All of the records below are to be given again word for word, with the pictures removed.

★ ★ ★ ★ ★

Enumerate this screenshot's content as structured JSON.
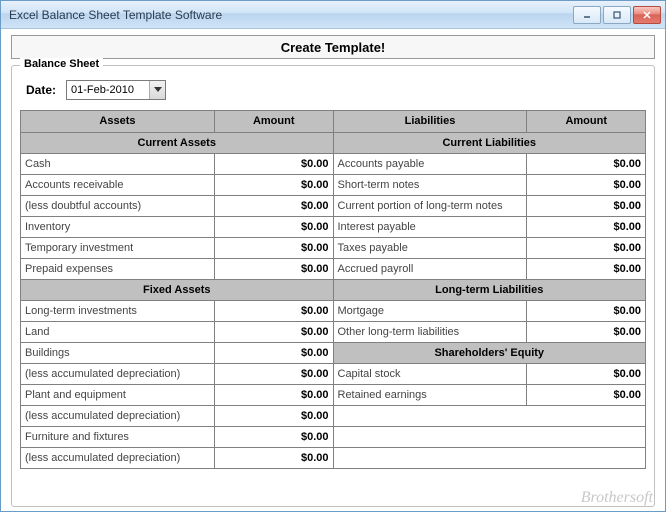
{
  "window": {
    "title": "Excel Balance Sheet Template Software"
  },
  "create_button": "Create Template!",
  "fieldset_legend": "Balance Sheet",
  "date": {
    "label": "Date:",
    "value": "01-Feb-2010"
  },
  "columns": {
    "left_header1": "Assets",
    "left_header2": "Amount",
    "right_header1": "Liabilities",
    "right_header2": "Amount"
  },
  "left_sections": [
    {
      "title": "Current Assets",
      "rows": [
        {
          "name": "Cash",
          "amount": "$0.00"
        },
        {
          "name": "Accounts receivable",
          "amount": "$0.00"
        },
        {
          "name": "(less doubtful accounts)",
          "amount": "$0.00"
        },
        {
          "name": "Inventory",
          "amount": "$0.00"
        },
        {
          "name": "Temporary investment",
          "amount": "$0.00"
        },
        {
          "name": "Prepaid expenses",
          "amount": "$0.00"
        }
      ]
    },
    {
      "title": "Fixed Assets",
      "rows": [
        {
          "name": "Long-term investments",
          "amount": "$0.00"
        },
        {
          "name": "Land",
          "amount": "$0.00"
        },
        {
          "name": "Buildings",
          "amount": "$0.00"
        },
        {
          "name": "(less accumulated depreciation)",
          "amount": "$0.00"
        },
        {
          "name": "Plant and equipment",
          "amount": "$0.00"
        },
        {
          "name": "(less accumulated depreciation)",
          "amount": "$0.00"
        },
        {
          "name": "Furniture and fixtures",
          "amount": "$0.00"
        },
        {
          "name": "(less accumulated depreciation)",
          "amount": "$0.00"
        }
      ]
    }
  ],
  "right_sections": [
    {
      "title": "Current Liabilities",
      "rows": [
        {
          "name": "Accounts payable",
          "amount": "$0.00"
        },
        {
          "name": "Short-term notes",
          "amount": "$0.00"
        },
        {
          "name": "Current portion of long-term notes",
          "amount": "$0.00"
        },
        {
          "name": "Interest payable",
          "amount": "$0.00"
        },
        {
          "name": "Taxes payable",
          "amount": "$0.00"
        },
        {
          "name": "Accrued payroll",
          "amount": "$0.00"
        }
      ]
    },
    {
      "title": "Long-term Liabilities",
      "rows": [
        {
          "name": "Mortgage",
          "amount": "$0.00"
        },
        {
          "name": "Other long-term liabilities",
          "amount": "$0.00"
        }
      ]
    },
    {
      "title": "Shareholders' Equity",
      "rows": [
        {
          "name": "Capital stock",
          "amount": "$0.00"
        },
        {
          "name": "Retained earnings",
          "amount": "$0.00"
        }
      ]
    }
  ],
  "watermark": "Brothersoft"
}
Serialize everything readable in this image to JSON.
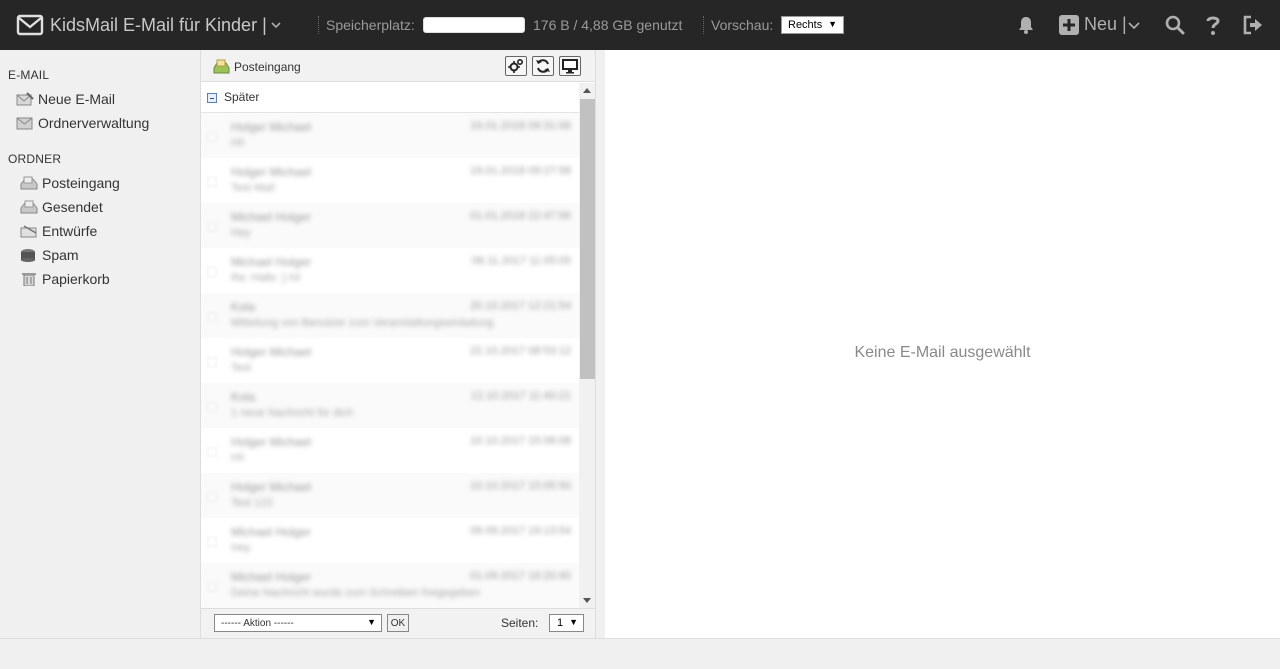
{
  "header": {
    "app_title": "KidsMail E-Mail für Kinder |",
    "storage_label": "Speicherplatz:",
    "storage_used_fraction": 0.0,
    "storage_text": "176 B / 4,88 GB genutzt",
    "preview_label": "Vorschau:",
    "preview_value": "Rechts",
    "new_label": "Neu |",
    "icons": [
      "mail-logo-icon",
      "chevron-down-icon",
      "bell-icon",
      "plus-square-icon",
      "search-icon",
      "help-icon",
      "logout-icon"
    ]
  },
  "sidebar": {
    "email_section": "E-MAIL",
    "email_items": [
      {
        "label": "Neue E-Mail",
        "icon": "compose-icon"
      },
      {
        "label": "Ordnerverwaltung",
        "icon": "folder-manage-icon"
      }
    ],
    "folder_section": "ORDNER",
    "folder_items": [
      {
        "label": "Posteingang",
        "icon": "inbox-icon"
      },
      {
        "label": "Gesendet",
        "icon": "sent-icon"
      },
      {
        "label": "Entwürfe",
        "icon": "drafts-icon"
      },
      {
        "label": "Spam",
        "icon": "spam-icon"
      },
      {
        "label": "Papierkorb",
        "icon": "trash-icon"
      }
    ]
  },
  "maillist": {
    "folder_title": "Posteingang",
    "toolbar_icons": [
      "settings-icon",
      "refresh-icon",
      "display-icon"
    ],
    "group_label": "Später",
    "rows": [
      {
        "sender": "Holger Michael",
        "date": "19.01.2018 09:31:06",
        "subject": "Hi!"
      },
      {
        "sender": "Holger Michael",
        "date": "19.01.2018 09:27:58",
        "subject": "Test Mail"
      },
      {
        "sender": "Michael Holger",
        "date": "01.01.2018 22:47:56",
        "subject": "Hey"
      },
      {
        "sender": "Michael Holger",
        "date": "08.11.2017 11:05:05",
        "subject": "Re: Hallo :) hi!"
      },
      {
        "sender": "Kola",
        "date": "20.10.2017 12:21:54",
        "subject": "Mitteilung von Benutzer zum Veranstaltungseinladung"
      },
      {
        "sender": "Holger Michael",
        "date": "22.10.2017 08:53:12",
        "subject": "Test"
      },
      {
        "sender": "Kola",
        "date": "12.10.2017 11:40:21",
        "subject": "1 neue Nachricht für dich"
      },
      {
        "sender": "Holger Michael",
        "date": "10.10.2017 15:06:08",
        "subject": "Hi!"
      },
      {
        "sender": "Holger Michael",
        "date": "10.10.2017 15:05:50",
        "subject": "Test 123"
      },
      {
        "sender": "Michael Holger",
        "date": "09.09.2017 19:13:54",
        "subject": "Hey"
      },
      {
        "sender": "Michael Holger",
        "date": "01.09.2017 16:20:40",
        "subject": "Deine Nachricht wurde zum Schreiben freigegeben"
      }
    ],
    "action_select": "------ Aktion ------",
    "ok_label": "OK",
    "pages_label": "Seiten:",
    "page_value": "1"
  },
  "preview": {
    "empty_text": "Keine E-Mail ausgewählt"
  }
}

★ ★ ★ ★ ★

--- Answer to this task ---
Enumerate this screenshot's content as structured JSON.
{
  "window": {
    "title": "Excel Balance Sheet Template Software"
  },
  "create_button": "Create Template!",
  "fieldset_legend": "Balance Sheet",
  "date": {
    "label": "Date:",
    "value": "01-Feb-2010"
  },
  "columns": {
    "left_header1": "Assets",
    "left_header2": "Amount",
    "right_header1": "Liabilities",
    "right_header2": "Amount"
  },
  "left_sections": [
    {
      "title": "Current Assets",
      "rows": [
        {
          "name": "Cash",
          "amount": "$0.00"
        },
        {
          "name": "Accounts receivable",
          "amount": "$0.00"
        },
        {
          "name": "(less doubtful accounts)",
          "amount": "$0.00"
        },
        {
          "name": "Inventory",
          "amount": "$0.00"
        },
        {
          "name": "Temporary investment",
          "amount": "$0.00"
        },
        {
          "name": "Prepaid expenses",
          "amount": "$0.00"
        }
      ]
    },
    {
      "title": "Fixed Assets",
      "rows": [
        {
          "name": "Long-term investments",
          "amount": "$0.00"
        },
        {
          "name": "Land",
          "amount": "$0.00"
        },
        {
          "name": "Buildings",
          "amount": "$0.00"
        },
        {
          "name": "(less accumulated depreciation)",
          "amount": "$0.00"
        },
        {
          "name": "Plant and equipment",
          "amount": "$0.00"
        },
        {
          "name": "(less accumulated depreciation)",
          "amount": "$0.00"
        },
        {
          "name": "Furniture and fixtures",
          "amount": "$0.00"
        },
        {
          "name": "(less accumulated depreciation)",
          "amount": "$0.00"
        }
      ]
    }
  ],
  "right_sections": [
    {
      "title": "Current Liabilities",
      "rows": [
        {
          "name": "Accounts payable",
          "amount": "$0.00"
        },
        {
          "name": "Short-term notes",
          "amount": "$0.00"
        },
        {
          "name": "Current portion of long-term notes",
          "amount": "$0.00"
        },
        {
          "name": "Interest payable",
          "amount": "$0.00"
        },
        {
          "name": "Taxes payable",
          "amount": "$0.00"
        },
        {
          "name": "Accrued payroll",
          "amount": "$0.00"
        }
      ]
    },
    {
      "title": "Long-term Liabilities",
      "rows": [
        {
          "name": "Mortgage",
          "amount": "$0.00"
        },
        {
          "name": "Other long-term liabilities",
          "amount": "$0.00"
        }
      ]
    },
    {
      "title": "Shareholders' Equity",
      "rows": [
        {
          "name": "Capital stock",
          "amount": "$0.00"
        },
        {
          "name": "Retained earnings",
          "amount": "$0.00"
        }
      ]
    }
  ],
  "watermark": "Brothersoft"
}
Serialize everything readable in this image to JSON.
{
  "header": {
    "app_title": "KidsMail E-Mail für Kinder |",
    "storage_label": "Speicherplatz:",
    "storage_used_fraction": 0.0,
    "storage_text": "176 B / 4,88 GB genutzt",
    "preview_label": "Vorschau:",
    "preview_value": "Rechts",
    "new_label": "Neu |",
    "icons": [
      "mail-logo-icon",
      "chevron-down-icon",
      "bell-icon",
      "plus-square-icon",
      "search-icon",
      "help-icon",
      "logout-icon"
    ]
  },
  "sidebar": {
    "email_section": "E-MAIL",
    "email_items": [
      {
        "label": "Neue E-Mail",
        "icon": "compose-icon"
      },
      {
        "label": "Ordnerverwaltung",
        "icon": "folder-manage-icon"
      }
    ],
    "folder_section": "ORDNER",
    "folder_items": [
      {
        "label": "Posteingang",
        "icon": "inbox-icon"
      },
      {
        "label": "Gesendet",
        "icon": "sent-icon"
      },
      {
        "label": "Entwürfe",
        "icon": "drafts-icon"
      },
      {
        "label": "Spam",
        "icon": "spam-icon"
      },
      {
        "label": "Papierkorb",
        "icon": "trash-icon"
      }
    ]
  },
  "maillist": {
    "folder_title": "Posteingang",
    "toolbar_icons": [
      "settings-icon",
      "refresh-icon",
      "display-icon"
    ],
    "group_label": "Später",
    "rows": [
      {
        "sender": "Holger Michael",
        "date": "19.01.2018 09:31:06",
        "subject": "Hi!"
      },
      {
        "sender": "Holger Michael",
        "date": "19.01.2018 09:27:58",
        "subject": "Test Mail"
      },
      {
        "sender": "Michael Holger",
        "date": "01.01.2018 22:47:56",
        "subject": "Hey"
      },
      {
        "sender": "Michael Holger",
        "date": "08.11.2017 11:05:05",
        "subject": "Re: Hallo :) hi!"
      },
      {
        "sender": "Kola",
        "date": "20.10.2017 12:21:54",
        "subject": "Mitteilung von Benutzer zum Veranstaltungseinladung"
      },
      {
        "sender": "Holger Michael",
        "date": "22.10.2017 08:53:12",
        "subject": "Test"
      },
      {
        "sender": "Kola",
        "date": "12.10.2017 11:40:21",
        "subject": "1 neue Nachricht für dich"
      },
      {
        "sender": "Holger Michael",
        "date": "10.10.2017 15:06:08",
        "subject": "Hi!"
      },
      {
        "sender": "Holger Michael",
        "date": "10.10.2017 15:05:50",
        "subject": "Test 123"
      },
      {
        "sender": "Michael Holger",
        "date": "09.09.2017 19:13:54",
        "subject": "Hey"
      },
      {
        "sender": "Michael Holger",
        "date": "01.09.2017 16:20:40",
        "subject": "Deine Nachricht wurde zum Schreiben freigegeben"
      }
    ],
    "action_select": "------ Aktion ------",
    "ok_label": "OK",
    "pages_label": "Seiten:",
    "page_value": "1"
  },
  "preview": {
    "empty_text": "Keine E-Mail ausgewählt"
  }
}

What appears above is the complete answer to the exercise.